And now, I have to get back to this project with the G-string. Something about a demon dancer in a strip club. No Bach, I’m sure.

I’ve been busy.

I haven’t been busy writing blog posts, obviously, but I’ve been busy.

In addition to the moving of the older bonus daughter to her college digs last weekend, I’ve also been juggling multiple editing projects, most of which are in the same phase (starting this month, that is). That means busier than usual. See, we need a new furnace installed, so I’m taking on extra work to make the money to pay the man to install it.

BUSY.

Anyway, I just sent one book back to the author for approval last night. I finished the initial read-through on another yesterday afternoon, and I’m in the middle of that phase with a third one (the shortest of the three, at 57K words). I’m waiting for a fourth to hit my inbox in a week or two; the author’s going to Japan until mid-December or so, and we’ll be in touch while he’s there thanks to the magic of teh intarwebz, but I know he wants to get it to me in a timely fashion so I can turn it around fairly quickly. (It’s the fourth installment in a series, if you’re wondering, and I happen to have edited everything this man has ever written. Everything. No kidding. Watching him develop his skills is like having a front-row seat at Penn and Teller, except sometimes he lets us see past the distractions in a blog post or such. He doesn’t realize how much he’s taught me.)
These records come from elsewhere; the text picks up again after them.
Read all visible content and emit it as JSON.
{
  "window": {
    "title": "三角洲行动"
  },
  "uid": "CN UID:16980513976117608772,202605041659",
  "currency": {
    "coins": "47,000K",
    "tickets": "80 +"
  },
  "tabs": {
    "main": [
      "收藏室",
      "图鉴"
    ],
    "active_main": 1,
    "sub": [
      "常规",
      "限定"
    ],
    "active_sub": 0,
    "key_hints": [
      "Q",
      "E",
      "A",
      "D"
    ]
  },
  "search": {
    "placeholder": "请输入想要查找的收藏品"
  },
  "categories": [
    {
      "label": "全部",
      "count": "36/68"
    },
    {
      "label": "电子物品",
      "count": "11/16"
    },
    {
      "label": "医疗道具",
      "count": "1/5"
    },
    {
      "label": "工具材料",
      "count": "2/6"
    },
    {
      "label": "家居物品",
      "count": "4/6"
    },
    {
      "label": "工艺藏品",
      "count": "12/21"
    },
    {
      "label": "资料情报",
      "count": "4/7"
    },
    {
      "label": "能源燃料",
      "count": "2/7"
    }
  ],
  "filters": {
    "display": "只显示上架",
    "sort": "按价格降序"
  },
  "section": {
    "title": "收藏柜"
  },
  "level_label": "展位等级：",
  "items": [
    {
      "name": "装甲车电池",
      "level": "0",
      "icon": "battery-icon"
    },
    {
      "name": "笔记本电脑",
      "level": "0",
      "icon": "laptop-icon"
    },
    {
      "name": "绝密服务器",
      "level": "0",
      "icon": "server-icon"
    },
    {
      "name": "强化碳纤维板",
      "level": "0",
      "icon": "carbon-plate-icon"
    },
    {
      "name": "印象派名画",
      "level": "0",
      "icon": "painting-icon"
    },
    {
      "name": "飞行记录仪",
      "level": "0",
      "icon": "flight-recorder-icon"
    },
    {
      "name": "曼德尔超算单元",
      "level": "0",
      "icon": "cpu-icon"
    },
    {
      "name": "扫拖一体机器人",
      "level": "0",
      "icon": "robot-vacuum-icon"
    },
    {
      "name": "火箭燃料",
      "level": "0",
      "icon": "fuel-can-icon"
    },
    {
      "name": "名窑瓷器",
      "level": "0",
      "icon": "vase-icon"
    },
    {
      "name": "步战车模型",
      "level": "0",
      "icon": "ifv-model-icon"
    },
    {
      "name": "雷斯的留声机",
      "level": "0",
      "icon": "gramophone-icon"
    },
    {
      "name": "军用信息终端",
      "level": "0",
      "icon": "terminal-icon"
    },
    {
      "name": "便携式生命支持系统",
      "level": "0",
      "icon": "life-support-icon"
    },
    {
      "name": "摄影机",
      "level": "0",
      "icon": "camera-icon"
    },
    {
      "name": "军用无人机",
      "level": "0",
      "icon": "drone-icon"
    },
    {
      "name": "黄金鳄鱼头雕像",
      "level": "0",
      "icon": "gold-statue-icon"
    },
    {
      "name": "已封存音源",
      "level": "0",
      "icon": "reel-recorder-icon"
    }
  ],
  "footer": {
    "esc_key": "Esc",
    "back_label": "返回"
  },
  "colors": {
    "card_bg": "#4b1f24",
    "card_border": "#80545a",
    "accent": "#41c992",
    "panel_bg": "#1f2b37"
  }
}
So anyway, that’s why I haven’t posted here since late August.

Working. Busy. Yeah.